Below are the records; tally the lines in them that include the word "document" and reply with the number alone.
---------- Records for this exercise
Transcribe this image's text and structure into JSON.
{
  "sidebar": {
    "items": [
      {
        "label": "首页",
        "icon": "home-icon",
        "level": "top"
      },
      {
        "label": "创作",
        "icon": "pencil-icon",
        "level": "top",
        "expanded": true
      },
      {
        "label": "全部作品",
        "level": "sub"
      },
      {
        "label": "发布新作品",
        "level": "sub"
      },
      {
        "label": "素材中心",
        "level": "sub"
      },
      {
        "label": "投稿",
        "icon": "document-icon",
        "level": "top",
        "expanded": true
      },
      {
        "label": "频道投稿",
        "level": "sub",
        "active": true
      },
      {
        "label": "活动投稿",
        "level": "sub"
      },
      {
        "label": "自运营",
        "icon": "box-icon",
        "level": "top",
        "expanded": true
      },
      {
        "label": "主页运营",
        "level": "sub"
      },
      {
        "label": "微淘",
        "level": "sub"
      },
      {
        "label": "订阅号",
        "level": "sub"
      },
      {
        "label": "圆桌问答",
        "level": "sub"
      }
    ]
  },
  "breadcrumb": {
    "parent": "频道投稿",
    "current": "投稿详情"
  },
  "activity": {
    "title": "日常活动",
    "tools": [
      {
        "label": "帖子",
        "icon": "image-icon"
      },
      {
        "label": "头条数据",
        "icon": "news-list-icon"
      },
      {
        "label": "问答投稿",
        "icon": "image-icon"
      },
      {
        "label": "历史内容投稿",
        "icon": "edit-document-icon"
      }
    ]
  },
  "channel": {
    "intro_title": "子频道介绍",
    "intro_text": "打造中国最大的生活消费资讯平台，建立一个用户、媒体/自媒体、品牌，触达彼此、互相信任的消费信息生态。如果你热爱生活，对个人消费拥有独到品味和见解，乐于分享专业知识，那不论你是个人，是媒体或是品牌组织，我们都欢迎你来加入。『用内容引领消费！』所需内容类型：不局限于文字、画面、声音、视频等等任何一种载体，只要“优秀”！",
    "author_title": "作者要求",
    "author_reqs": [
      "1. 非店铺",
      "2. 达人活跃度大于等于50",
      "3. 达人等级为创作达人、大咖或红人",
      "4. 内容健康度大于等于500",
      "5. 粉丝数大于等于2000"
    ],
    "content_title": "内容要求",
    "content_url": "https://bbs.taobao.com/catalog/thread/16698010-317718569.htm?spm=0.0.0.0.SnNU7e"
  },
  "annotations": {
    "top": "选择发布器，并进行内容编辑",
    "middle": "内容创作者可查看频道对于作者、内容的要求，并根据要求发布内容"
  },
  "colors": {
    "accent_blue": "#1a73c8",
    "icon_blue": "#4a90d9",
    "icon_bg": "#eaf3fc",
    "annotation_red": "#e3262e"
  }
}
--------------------
Exercise response.
2